--- Records for this task Enclosed Below ---

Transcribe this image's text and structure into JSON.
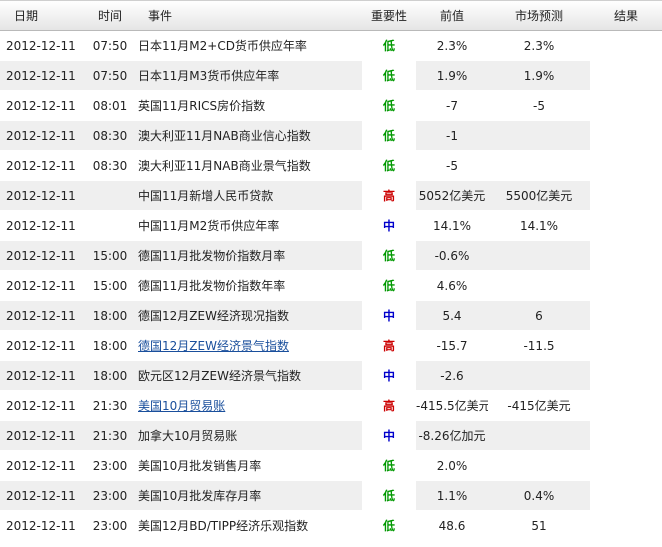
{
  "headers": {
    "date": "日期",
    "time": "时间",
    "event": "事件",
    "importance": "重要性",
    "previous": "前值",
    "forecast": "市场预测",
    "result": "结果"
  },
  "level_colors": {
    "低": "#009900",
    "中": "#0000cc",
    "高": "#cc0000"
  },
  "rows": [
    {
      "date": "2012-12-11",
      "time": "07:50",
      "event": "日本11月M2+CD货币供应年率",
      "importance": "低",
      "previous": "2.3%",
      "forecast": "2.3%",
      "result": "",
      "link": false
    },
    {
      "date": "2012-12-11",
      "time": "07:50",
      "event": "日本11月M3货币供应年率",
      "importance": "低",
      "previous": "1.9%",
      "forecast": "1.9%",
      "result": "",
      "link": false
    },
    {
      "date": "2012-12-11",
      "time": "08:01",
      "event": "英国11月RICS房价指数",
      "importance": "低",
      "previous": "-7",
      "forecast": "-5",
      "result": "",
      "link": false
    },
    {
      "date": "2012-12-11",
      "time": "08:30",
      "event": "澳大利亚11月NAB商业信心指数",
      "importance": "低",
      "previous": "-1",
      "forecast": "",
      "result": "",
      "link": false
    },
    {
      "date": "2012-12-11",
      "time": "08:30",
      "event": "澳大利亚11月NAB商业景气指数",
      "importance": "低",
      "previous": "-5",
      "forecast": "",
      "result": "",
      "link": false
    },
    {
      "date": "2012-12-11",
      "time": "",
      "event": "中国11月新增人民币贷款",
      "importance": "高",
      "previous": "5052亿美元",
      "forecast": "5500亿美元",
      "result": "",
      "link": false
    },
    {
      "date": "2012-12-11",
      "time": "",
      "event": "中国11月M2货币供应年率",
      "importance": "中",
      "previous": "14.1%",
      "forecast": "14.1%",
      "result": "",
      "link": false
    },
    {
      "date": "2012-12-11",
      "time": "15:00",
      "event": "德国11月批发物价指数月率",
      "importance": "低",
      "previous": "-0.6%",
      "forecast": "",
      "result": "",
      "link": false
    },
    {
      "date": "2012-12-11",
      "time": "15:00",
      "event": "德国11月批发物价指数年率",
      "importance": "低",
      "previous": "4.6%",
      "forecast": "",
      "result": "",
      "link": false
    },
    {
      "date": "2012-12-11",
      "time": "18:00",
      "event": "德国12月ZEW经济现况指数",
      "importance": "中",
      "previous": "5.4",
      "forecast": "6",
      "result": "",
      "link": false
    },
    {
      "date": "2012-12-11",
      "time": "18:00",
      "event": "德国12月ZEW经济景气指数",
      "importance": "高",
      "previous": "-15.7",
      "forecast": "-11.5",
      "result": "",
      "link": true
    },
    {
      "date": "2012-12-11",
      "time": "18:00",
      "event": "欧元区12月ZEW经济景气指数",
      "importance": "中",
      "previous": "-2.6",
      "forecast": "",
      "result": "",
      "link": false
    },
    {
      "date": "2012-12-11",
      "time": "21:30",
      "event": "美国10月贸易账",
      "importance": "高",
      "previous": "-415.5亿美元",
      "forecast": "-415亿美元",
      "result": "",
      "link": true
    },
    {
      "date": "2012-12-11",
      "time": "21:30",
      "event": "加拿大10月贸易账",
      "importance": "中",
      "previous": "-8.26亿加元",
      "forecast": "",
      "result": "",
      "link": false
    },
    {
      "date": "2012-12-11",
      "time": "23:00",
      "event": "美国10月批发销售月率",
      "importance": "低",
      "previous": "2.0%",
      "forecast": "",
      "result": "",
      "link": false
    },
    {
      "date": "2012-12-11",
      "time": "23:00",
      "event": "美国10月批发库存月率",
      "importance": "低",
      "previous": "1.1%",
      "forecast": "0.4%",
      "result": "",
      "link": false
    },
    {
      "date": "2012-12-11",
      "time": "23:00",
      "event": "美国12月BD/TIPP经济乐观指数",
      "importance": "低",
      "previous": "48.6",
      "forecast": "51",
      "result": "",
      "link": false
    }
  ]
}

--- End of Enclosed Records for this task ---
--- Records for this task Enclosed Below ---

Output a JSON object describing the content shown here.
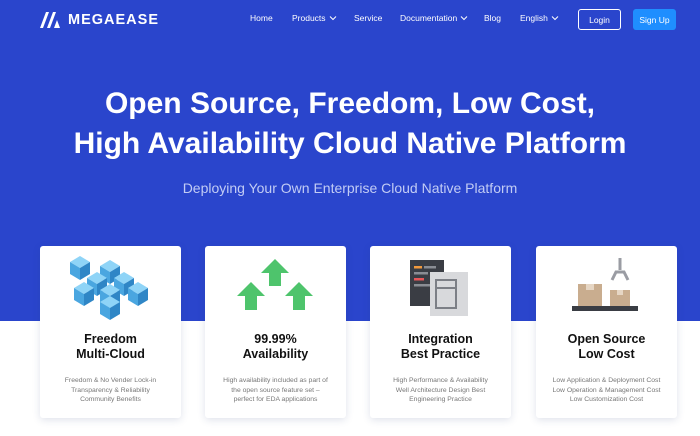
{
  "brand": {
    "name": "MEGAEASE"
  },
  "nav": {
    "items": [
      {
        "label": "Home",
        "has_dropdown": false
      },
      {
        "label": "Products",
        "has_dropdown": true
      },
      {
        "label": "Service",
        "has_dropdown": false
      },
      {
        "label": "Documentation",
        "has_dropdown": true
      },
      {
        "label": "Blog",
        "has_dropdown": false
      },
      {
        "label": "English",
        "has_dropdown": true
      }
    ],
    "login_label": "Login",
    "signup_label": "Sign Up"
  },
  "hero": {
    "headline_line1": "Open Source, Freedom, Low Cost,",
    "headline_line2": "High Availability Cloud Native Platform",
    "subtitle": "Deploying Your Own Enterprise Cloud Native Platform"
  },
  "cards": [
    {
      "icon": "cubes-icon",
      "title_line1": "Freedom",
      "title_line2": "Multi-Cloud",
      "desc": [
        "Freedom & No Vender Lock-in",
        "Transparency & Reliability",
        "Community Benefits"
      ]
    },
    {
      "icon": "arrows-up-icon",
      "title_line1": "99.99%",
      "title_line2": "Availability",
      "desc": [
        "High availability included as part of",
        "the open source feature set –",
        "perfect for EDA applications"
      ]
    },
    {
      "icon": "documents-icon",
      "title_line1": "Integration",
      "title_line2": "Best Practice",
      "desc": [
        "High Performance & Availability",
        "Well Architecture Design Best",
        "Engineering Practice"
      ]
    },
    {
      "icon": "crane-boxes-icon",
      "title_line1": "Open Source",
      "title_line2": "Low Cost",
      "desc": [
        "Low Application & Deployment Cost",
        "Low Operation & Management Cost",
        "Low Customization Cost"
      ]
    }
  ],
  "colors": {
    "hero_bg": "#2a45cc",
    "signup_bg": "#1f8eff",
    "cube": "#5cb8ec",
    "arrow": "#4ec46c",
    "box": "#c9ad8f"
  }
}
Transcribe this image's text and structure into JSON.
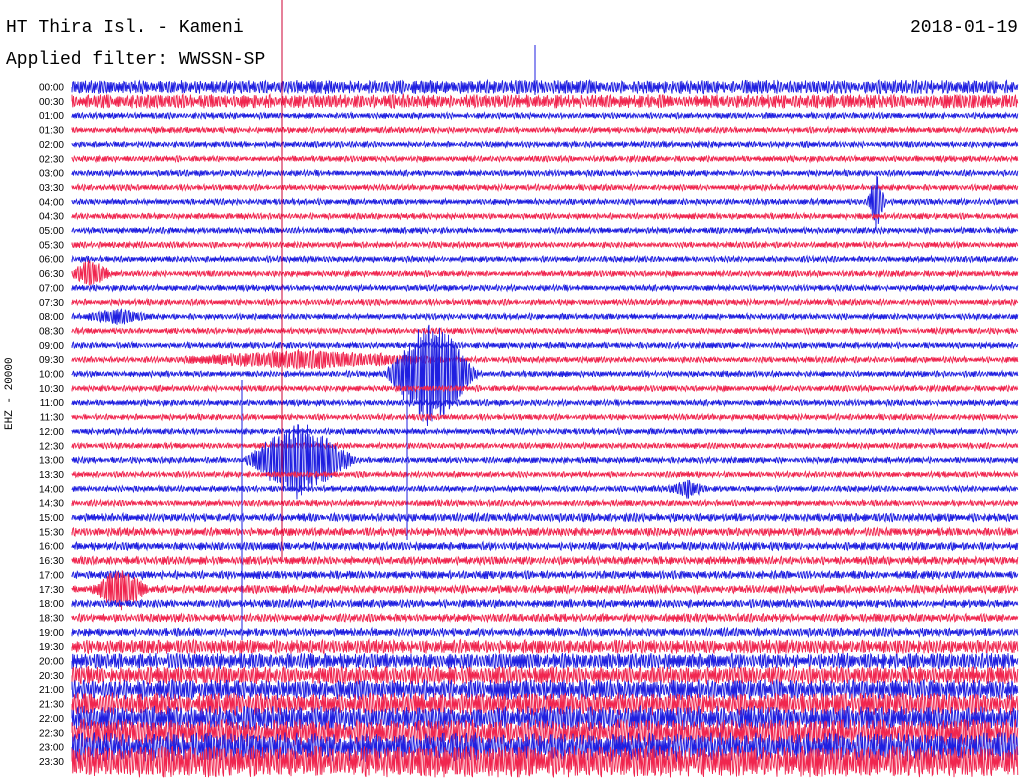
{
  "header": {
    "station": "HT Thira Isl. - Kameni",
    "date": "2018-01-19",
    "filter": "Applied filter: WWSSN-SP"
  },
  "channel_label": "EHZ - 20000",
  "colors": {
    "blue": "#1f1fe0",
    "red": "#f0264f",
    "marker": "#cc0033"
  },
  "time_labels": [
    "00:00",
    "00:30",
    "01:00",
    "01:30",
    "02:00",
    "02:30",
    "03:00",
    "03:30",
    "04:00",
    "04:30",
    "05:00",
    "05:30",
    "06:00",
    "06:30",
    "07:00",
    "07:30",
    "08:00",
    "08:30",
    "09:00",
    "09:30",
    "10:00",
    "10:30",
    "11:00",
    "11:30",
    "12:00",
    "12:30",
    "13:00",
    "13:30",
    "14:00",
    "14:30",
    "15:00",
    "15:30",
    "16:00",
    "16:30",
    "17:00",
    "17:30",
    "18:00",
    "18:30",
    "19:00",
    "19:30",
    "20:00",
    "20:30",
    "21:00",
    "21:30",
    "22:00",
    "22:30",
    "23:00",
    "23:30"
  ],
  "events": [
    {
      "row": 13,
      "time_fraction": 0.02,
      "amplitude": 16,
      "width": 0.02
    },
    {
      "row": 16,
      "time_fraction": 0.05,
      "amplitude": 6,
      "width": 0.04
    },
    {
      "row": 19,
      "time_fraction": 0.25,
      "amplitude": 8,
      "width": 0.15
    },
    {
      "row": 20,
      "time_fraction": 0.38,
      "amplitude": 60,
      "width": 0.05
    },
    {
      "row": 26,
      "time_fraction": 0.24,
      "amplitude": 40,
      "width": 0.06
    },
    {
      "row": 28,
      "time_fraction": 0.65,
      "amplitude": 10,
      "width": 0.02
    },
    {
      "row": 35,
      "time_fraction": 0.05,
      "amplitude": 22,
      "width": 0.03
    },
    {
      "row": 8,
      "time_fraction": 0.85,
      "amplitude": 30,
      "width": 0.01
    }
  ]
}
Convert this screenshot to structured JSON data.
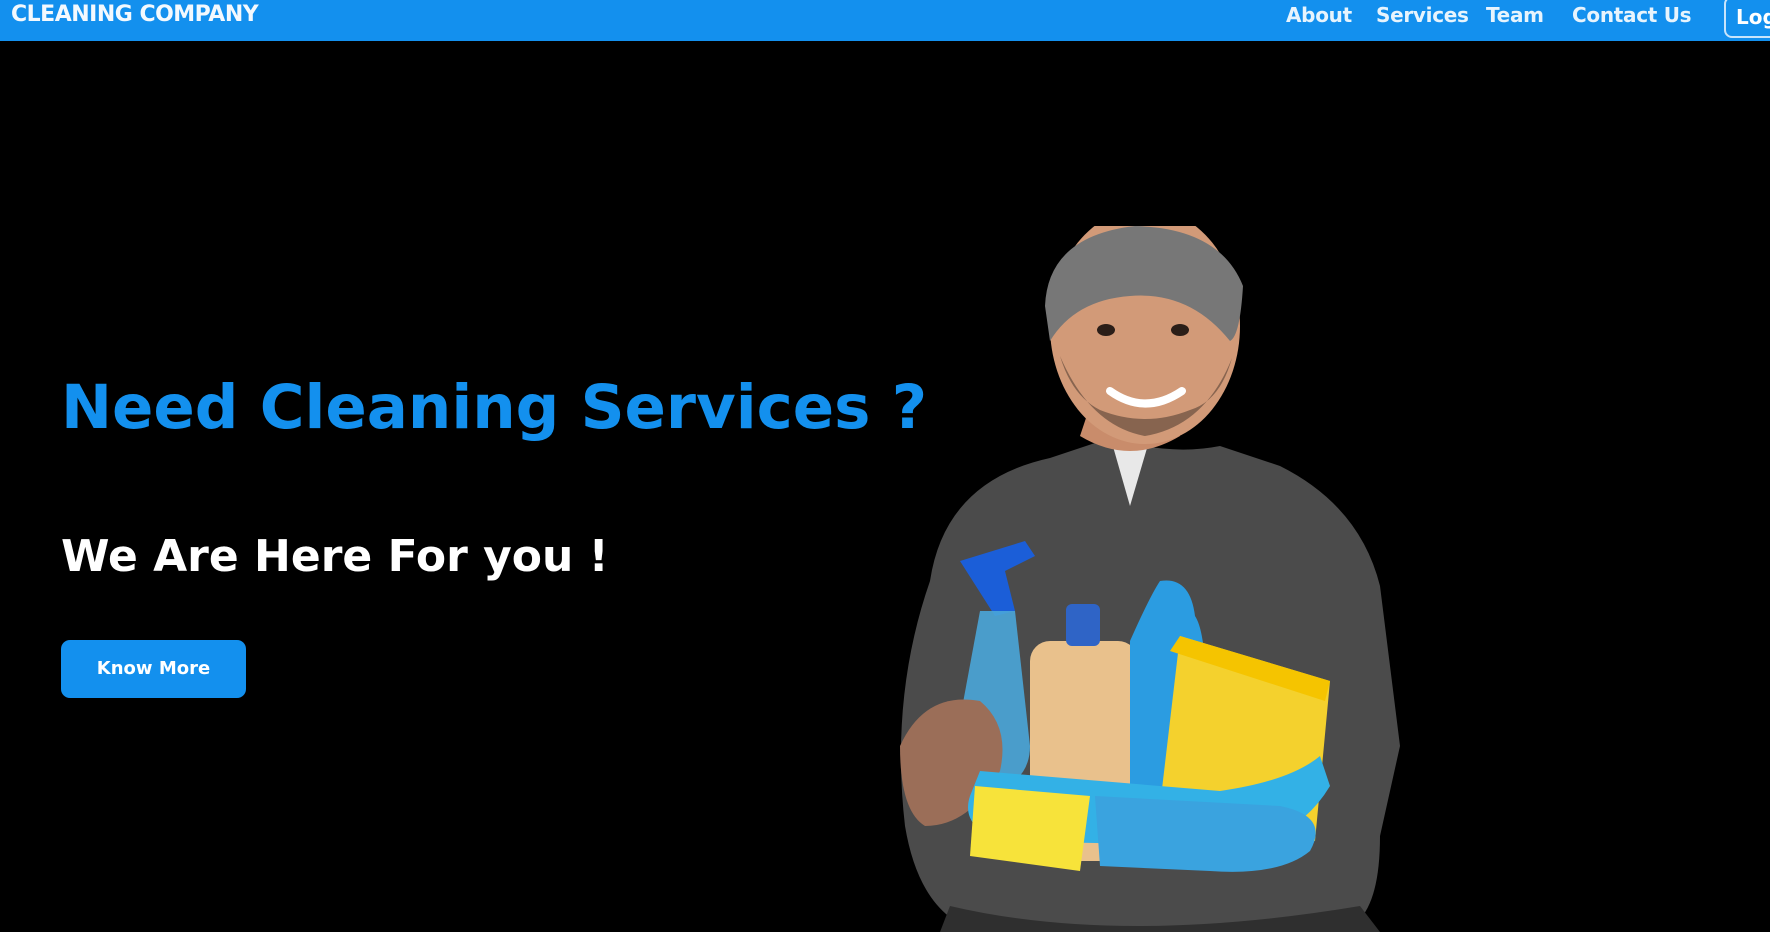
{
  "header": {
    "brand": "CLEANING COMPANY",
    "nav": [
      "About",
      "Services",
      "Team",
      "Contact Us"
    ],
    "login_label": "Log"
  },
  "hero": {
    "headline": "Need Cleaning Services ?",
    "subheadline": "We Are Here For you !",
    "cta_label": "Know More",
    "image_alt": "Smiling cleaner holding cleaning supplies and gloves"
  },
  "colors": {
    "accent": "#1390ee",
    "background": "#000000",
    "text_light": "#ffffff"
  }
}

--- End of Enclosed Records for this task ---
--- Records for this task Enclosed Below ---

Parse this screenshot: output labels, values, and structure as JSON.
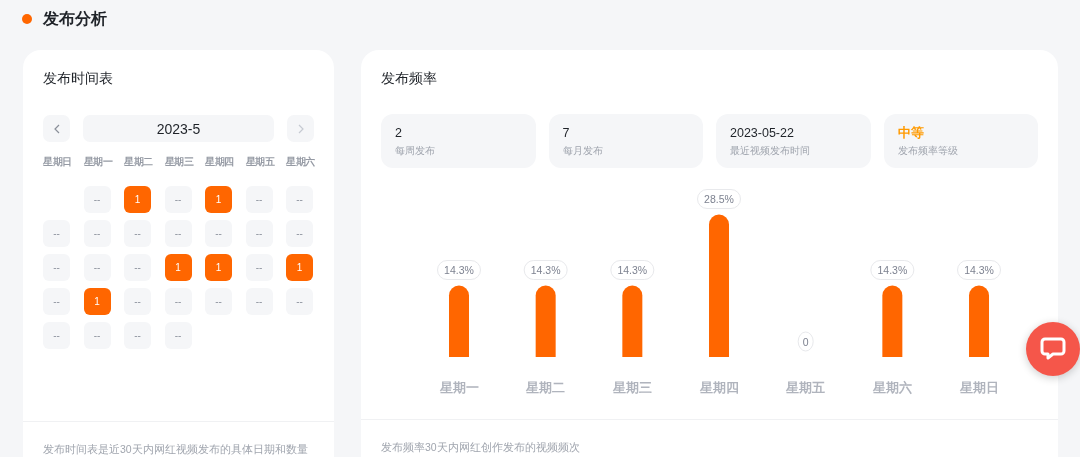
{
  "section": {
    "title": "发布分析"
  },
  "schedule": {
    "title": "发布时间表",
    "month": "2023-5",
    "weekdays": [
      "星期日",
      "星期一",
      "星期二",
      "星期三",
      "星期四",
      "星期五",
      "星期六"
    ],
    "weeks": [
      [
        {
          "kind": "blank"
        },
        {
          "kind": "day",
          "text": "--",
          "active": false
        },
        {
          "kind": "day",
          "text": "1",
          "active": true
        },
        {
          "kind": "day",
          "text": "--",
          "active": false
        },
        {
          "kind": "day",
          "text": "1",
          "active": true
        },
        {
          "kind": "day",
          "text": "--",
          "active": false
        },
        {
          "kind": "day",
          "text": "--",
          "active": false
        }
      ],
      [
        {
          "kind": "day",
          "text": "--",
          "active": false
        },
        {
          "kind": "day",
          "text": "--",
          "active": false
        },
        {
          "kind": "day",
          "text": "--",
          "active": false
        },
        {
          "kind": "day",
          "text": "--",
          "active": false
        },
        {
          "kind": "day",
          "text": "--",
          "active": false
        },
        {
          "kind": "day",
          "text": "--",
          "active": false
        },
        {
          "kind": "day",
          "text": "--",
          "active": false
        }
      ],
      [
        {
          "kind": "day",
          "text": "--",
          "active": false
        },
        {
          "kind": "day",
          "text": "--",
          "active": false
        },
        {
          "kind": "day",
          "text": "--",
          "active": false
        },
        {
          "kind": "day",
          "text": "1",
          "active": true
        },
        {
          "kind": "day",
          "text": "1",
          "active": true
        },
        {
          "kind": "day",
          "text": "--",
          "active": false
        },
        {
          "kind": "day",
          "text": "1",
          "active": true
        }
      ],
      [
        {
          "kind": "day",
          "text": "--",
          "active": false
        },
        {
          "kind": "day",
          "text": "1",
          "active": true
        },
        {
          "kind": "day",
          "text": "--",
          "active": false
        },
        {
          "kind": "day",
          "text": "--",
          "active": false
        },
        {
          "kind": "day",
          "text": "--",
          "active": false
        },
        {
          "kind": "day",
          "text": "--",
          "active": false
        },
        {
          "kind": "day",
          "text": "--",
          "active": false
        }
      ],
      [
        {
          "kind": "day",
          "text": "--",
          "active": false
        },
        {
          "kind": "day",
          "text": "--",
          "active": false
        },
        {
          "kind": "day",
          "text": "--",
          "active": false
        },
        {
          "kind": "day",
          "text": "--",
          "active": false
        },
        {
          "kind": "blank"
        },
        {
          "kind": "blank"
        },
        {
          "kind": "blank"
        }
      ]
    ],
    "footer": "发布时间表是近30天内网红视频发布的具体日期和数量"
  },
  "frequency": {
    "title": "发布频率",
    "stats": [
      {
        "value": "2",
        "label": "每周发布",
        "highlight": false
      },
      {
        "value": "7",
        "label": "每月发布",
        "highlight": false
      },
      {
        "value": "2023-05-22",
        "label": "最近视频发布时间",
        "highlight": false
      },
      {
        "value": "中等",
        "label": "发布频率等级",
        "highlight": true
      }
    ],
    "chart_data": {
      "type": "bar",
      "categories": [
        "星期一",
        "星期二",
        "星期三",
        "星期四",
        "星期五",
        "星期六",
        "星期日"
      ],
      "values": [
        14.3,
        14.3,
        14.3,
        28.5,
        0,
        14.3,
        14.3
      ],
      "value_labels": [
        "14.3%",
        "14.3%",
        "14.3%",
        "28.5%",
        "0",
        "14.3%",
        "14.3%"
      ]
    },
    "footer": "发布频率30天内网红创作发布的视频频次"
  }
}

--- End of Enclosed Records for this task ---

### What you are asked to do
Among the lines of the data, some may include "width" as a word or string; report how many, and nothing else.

### Task response
8